- [What needs to be done] Give every entry again, exactly as it stands.

•••••

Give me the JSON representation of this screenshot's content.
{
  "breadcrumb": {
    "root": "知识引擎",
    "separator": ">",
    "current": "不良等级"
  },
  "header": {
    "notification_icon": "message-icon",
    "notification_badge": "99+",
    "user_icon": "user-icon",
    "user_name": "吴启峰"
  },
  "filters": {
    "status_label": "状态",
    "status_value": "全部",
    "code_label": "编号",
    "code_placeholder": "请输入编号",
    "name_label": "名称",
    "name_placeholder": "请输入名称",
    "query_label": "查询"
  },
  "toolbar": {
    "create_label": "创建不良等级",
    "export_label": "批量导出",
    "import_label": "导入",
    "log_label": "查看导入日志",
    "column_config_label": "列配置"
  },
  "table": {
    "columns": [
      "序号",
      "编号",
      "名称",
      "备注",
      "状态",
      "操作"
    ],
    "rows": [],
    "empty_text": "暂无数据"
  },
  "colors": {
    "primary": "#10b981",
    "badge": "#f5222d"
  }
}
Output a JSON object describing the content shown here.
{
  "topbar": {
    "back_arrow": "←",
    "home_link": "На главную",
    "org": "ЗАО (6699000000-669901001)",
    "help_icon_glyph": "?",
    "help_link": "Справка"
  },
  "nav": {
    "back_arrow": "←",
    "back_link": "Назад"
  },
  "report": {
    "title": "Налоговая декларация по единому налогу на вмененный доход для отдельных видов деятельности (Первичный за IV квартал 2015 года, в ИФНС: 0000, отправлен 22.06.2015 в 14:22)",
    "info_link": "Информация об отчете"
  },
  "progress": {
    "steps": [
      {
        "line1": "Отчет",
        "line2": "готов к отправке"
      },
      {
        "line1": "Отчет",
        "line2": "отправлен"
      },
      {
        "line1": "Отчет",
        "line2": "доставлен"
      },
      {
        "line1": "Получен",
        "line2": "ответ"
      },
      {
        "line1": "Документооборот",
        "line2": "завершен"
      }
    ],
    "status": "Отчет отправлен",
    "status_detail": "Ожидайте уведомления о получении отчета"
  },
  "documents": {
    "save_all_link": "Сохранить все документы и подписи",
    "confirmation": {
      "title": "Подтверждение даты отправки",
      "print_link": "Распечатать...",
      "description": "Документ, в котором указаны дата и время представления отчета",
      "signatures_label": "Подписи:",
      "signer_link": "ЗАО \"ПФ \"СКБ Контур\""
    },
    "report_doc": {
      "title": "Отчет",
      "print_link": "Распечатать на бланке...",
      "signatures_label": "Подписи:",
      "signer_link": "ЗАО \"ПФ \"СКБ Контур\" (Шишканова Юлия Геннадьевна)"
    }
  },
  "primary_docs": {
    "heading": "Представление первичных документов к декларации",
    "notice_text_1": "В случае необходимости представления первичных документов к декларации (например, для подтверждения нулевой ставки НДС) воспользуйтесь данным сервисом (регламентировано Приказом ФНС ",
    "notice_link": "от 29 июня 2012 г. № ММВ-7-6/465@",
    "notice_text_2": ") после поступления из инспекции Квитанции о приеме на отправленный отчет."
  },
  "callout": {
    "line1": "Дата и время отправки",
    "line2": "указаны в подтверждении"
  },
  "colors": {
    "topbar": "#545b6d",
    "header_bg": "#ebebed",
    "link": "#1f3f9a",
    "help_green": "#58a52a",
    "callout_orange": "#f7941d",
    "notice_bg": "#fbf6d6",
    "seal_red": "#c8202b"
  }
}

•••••

- [Written reply]
Give me the JSON representation of this screenshot's content.
{
  "breadcrumb": {
    "root": "知识引擎",
    "separator": ">",
    "current": "不良等级"
  },
  "header": {
    "notification_icon": "message-icon",
    "notification_badge": "99+",
    "user_icon": "user-icon",
    "user_name": "吴启峰"
  },
  "filters": {
    "status_label": "状态",
    "status_value": "全部",
    "code_label": "编号",
    "code_placeholder": "请输入编号",
    "name_label": "名称",
    "name_placeholder": "请输入名称",
    "query_label": "查询"
  },
  "toolbar": {
    "create_label": "创建不良等级",
    "export_label": "批量导出",
    "import_label": "导入",
    "log_label": "查看导入日志",
    "column_config_label": "列配置"
  },
  "table": {
    "columns": [
      "序号",
      "编号",
      "名称",
      "备注",
      "状态",
      "操作"
    ],
    "rows": [],
    "empty_text": "暂无数据"
  },
  "colors": {
    "primary": "#10b981",
    "badge": "#f5222d"
  }
}
Output a JSON object describing the content shown here.
{
  "topbar": {
    "back_arrow": "←",
    "home_link": "На главную",
    "org": "ЗАО (6699000000-669901001)",
    "help_icon_glyph": "?",
    "help_link": "Справка"
  },
  "nav": {
    "back_arrow": "←",
    "back_link": "Назад"
  },
  "report": {
    "title": "Налоговая декларация по единому налогу на вмененный доход для отдельных видов деятельности (Первичный за IV квартал 2015 года, в ИФНС: 0000, отправлен 22.06.2015 в 14:22)",
    "info_link": "Информация об отчете"
  },
  "progress": {
    "steps": [
      {
        "line1": "Отчет",
        "line2": "готов к отправке"
      },
      {
        "line1": "Отчет",
        "line2": "отправлен"
      },
      {
        "line1": "Отчет",
        "line2": "доставлен"
      },
      {
        "line1": "Получен",
        "line2": "ответ"
      },
      {
        "line1": "Документооборот",
        "line2": "завершен"
      }
    ],
    "status": "Отчет отправлен",
    "status_detail": "Ожидайте уведомления о получении отчета"
  },
  "documents": {
    "save_all_link": "Сохранить все документы и подписи",
    "confirmation": {
      "title": "Подтверждение даты отправки",
      "print_link": "Распечатать...",
      "description": "Документ, в котором указаны дата и время представления отчета",
      "signatures_label": "Подписи:",
      "signer_link": "ЗАО \"ПФ \"СКБ Контур\""
    },
    "report_doc": {
      "title": "Отчет",
      "print_link": "Распечатать на бланке...",
      "signatures_label": "Подписи:",
      "signer_link": "ЗАО \"ПФ \"СКБ Контур\" (Шишканова Юлия Геннадьевна)"
    }
  },
  "primary_docs": {
    "heading": "Представление первичных документов к декларации",
    "notice_text_1": "В случае необходимости представления первичных документов к декларации (например, для подтверждения нулевой ставки НДС) воспользуйтесь данным сервисом (регламентировано Приказом ФНС ",
    "notice_link": "от 29 июня 2012 г. № ММВ-7-6/465@",
    "notice_text_2": ") после поступления из инспекции Квитанции о приеме на отправленный отчет."
  },
  "callout": {
    "line1": "Дата и время отправки",
    "line2": "указаны в подтверждении"
  },
  "colors": {
    "topbar": "#545b6d",
    "header_bg": "#ebebed",
    "link": "#1f3f9a",
    "help_green": "#58a52a",
    "callout_orange": "#f7941d",
    "notice_bg": "#fbf6d6",
    "seal_red": "#c8202b"
  }
}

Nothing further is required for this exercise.